Fed Raises Again but Cap Rates Aren’t Budging

By on June 14th, 2018

Preliminary figures for May suggest that U.S. deal volume slipped again in the month. Pricing, though, continues to remain tight, with cap rates at or near record low levels.

Low cap rates and uncertainty on what happens next is part of the reason why deal volume fell in May. Just yesterday, in a move that had been expected for some time, the Federal Reserve raised its target range for the fed funds rate by 25 bps to 1.75%-2%. The minutes of the meeting show expectations for additional rate hikes in 2018.

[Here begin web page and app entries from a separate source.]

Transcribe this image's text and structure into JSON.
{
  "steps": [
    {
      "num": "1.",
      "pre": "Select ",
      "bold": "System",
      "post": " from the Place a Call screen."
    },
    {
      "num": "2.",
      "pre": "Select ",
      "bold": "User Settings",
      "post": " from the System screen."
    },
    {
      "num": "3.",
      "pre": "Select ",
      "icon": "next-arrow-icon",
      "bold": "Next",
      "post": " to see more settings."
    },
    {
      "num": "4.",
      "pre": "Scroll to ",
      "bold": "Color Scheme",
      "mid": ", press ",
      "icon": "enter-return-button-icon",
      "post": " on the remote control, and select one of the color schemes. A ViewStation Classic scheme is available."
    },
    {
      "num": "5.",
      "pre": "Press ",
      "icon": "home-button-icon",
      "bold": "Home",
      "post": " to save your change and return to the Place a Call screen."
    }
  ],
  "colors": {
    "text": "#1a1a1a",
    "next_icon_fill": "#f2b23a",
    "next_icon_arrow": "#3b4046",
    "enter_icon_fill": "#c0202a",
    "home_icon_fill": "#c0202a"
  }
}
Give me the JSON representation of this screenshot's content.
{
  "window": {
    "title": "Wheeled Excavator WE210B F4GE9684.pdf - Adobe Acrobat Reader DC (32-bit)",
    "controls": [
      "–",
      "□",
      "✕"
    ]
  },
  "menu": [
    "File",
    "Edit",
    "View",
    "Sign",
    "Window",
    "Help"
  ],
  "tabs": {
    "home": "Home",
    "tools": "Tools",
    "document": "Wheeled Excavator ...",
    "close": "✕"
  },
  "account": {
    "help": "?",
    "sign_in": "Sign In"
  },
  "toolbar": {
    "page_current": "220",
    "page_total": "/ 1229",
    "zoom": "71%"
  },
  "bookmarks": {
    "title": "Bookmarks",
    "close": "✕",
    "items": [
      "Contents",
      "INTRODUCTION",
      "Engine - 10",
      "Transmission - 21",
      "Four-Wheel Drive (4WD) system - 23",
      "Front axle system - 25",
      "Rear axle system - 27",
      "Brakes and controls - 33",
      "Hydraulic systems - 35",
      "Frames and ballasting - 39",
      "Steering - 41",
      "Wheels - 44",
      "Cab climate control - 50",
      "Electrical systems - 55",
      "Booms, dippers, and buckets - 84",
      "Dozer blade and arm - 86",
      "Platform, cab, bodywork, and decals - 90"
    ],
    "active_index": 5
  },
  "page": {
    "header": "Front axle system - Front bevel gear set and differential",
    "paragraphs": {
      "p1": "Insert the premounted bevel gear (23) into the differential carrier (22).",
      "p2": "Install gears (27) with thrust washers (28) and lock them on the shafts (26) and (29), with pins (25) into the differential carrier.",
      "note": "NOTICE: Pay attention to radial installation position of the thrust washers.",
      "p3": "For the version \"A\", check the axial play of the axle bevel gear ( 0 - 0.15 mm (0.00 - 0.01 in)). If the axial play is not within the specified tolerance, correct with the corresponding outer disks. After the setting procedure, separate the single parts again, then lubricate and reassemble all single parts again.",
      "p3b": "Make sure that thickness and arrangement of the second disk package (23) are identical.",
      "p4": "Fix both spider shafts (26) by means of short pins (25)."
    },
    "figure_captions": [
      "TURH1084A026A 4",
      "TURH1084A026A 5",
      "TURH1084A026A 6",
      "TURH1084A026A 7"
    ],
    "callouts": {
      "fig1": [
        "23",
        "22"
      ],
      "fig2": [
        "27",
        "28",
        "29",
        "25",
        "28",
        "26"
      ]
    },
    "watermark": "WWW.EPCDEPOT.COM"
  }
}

This move on the short end of the yield curve might push up longer-term rates such as the 10yr US Treasury. The fear is that upward pressure on the long end of the yield curve would push up both the cost of financing and cap rates. It can be challenging to buy now if you expect some price concessions later.

To date, however, cap rates have not moved. The chart below summarizes the levels of cap rates in May relative to the cyclic highs and lows for each sector. The apartment and industrial sectors stood absolutely at the lowest levels relative to historical trends at 5.6% and 6.4%, respectively. Hotel cap rates stood at about their long-run average of 8.6%. Other property types have cap rates that are up slightly from historic lows, but not on the scale of the significant moves in interest rates seen so far in 2018.

1806 USCT preview cap rates-01

There is an expectation in the marketplace that with deal volume down from the highs seen in 2015, prices should follow. Investors looking to buy assets certainly have that expectation, almost a wish, really. But current owners often have little incentive to sell at this point.

On June 20 Real Capital Analytics will publish the new issue of US Capital Trends. This edition reports on May 2018 pricing and deal activity across the property types and examines trends in the single-tenant market.

Jim Costello

Jim Costello

Senior Vice President

Jim Costello has worked in the CRE space on issues of urban economics since 1990, including a 20-year stint at Torto Wheaton Research. Jim expanded the reach of the Torto Wheaton Research team developing forecasts of global market fundamentals. He also developed approaches to pair the forecast results with frameworks to answer investor questions on asset values and relative investment opportunities.

In the aftermath of the Global Financial Crisis, Jim provided advice to the Treasury Department and helped educate these professionals on commercial real estate performance. Jim is a member of the Commercial Board of Governors of the Mortgage Bankers Administration, where he helps policy makers understand the commercial real estate industry.

Jim is expanding the capabilities of the Real Capital Analytics team on issues of real estate market dynamics. Jim has a master’s degree in economics and is a member of the Counselors of Real Estate.